Clark's has almost two years left on its lease, but announced to its employees last Friday it would be closing. It's not for lack of money (though that's one explanation for them not moving right away), and certainly not for lack of customers.
It's that the
And you can't blame the Landmark for that, can you? It's really hard to hold a grudge against a live performance venue with a rich history. And kudos to Clark's for not spending two years fighting them, for recognizing that another Syracuse institution needs the space to survive.
I'm a little miffed that there's been nothing to this point on the Landmark's
If anybody's looking for a good real estate investment downtown, try buying the former Stoop building in Armory Square and inviting Clark's to re-open there. Good things would come of that.
For those Syracuseans not in the know,
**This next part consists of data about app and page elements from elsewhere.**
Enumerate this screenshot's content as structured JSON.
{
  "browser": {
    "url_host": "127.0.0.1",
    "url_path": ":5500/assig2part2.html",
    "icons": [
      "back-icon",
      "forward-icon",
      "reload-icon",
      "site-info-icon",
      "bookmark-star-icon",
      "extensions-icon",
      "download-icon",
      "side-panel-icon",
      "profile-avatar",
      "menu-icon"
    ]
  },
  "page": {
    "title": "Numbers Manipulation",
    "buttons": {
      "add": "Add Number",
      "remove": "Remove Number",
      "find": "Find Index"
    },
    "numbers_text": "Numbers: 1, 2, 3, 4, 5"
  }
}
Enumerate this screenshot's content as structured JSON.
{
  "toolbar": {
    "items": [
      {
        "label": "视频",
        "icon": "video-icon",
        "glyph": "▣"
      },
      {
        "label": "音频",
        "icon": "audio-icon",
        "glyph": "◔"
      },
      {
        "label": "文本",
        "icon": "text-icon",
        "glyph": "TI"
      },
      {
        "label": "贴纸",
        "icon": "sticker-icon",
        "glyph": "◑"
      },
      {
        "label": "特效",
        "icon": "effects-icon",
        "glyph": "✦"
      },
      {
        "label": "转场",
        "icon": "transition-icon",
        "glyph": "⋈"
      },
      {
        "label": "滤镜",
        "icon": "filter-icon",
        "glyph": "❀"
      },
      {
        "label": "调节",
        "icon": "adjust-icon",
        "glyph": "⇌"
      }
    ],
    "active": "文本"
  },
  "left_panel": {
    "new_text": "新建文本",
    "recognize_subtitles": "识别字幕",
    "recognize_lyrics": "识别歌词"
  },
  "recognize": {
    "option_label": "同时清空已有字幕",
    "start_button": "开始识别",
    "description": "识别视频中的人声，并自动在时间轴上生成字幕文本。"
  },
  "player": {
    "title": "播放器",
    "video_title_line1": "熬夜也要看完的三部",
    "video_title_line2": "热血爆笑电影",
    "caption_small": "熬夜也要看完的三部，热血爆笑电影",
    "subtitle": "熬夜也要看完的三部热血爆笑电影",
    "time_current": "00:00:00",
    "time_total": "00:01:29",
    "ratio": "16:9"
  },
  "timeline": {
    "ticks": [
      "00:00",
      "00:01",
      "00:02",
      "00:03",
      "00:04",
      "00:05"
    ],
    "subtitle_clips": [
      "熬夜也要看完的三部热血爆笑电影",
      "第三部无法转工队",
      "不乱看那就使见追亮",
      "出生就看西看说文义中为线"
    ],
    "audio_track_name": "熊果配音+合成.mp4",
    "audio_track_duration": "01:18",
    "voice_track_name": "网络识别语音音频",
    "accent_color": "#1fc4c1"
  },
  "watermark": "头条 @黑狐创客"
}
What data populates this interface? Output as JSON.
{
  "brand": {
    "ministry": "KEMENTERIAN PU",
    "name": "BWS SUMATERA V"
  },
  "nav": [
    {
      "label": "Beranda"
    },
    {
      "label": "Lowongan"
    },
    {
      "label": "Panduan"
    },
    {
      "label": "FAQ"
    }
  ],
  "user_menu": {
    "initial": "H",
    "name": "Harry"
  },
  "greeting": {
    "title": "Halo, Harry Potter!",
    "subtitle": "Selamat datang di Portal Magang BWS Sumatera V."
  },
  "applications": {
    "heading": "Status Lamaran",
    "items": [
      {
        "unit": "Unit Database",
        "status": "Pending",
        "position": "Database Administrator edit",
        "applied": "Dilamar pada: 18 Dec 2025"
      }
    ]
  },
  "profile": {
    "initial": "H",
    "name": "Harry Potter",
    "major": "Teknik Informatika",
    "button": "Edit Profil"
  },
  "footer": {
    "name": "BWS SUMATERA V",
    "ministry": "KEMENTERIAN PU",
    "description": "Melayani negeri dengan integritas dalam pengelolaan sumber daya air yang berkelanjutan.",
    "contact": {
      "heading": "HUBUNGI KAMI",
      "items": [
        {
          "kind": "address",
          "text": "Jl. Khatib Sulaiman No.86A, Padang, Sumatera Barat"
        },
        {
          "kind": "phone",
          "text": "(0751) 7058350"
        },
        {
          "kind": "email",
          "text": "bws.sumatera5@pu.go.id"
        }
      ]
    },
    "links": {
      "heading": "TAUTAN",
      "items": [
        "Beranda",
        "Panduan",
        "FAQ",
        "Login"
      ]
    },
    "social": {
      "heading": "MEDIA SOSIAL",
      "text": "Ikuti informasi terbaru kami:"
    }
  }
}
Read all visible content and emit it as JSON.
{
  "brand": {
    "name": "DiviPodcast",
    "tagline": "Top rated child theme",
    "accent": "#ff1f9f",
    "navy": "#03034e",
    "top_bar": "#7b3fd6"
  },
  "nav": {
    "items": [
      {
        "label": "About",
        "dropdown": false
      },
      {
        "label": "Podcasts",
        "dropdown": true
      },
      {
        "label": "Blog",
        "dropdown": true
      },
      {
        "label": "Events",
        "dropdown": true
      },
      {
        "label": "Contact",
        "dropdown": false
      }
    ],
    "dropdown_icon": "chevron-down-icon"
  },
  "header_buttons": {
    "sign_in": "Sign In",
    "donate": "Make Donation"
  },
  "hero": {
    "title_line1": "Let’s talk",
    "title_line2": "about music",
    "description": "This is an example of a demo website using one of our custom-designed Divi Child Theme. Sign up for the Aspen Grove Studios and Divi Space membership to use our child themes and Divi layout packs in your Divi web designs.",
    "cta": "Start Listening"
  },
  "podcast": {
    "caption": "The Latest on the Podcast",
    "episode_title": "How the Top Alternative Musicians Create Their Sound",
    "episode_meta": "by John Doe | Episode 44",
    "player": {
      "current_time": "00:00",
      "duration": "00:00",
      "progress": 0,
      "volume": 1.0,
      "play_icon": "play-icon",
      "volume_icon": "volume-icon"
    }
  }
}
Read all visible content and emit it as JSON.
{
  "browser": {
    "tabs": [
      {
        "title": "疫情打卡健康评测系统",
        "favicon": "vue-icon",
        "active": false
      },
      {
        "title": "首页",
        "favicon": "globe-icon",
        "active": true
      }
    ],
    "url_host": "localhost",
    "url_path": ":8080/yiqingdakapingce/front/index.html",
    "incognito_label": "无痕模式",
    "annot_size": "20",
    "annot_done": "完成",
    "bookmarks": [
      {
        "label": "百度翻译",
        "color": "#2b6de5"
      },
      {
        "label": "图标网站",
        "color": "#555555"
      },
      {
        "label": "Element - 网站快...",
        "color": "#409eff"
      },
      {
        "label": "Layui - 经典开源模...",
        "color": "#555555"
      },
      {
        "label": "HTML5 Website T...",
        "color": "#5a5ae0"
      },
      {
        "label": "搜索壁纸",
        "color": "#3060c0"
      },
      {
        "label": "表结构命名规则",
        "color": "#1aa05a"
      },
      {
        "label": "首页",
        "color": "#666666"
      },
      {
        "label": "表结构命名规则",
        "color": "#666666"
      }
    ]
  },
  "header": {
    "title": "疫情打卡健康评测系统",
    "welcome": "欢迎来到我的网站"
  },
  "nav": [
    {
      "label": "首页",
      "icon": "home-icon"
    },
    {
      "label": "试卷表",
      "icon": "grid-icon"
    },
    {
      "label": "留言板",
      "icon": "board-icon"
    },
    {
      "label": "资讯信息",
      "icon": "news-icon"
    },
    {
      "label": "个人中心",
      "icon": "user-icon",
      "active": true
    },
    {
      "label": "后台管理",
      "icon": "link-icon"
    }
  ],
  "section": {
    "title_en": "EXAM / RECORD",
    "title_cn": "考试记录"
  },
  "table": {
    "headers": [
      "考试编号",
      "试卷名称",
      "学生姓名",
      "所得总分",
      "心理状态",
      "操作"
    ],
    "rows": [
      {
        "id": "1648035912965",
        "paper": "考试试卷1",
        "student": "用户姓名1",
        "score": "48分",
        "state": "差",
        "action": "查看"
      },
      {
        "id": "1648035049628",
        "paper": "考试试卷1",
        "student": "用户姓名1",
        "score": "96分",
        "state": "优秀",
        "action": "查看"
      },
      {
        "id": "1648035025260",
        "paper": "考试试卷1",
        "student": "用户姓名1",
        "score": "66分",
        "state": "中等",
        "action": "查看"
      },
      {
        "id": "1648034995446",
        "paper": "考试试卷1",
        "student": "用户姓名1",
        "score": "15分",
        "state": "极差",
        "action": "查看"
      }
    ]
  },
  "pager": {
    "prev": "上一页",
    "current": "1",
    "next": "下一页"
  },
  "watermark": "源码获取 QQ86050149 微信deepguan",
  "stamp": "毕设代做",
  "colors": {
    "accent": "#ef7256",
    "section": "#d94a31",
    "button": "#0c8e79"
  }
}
They are good citizens, opting for local eggs, Dinosaur BarBQue sauces, and other local options when possible.
The only complaint I've ever thought of is that they close at 4:30 on Mondays, which is kind of early.
So, as co-chair of the
Then we brought in 16 people – very few of whom had been there before. And almost to a person, they were so impressed with the venue that they said they would not only return, but bring other new people.
If eight of those people do return with two new people each, and then half of those new people do the same, that's a lot of new customers, thanks to being willing to keep the lights on and paying two employees for four extra hours.
That's a minimal investment for a lot of new customers – and let's not forget that so much of small business marketing is helping the non-profits in your area.
Awesome job, Funk 'N' Waffles.
I got to see the
Will I use it? Probably not.
I keep my following list very low, in the 200 people range. But that's still too many people to entirely keep up with. And that's why I prefer to use an application that allows me to set up lists in columns across the page; I can see my mentions and tweets from people in three lists that are important to me spread across my window, which allows me to concentrate on those people.
There are others I follow whose tweets I don't necessarily want in my timeline during my work day. They're not people who I'm likely to go to lunch with today, or who are sharing information I find crucial to my job. They're people I like (or I wouldn't be following them), but viewing them in my stream would destroy the productivity of Twitter for me.
And that's why the new Twitter, while sexy, isn't enough for me. I can't put those people on hold for part of the time and catch up with them later.
What do you think?
Steve Powers for Love Letter to Syracuse
So it's not on the scale of what's happening in France (watch that video below), but we went to the press conference Monday for the launch of
It was your run-of-the-mill event. People who had something to do with funding (Bill Magnarelli) and planning (Maarten Jacobs) spoke quickly to avoid the rain, while the artist (Steve Powers) tried not to speak much.
But these bridges are beautiful. They are going to draw eyes at the end of the Connective Corridor and the geographic beginning of the Near West Side. It's an area most people just drive through, and this will give people reason to pause in a place they may have never paused before.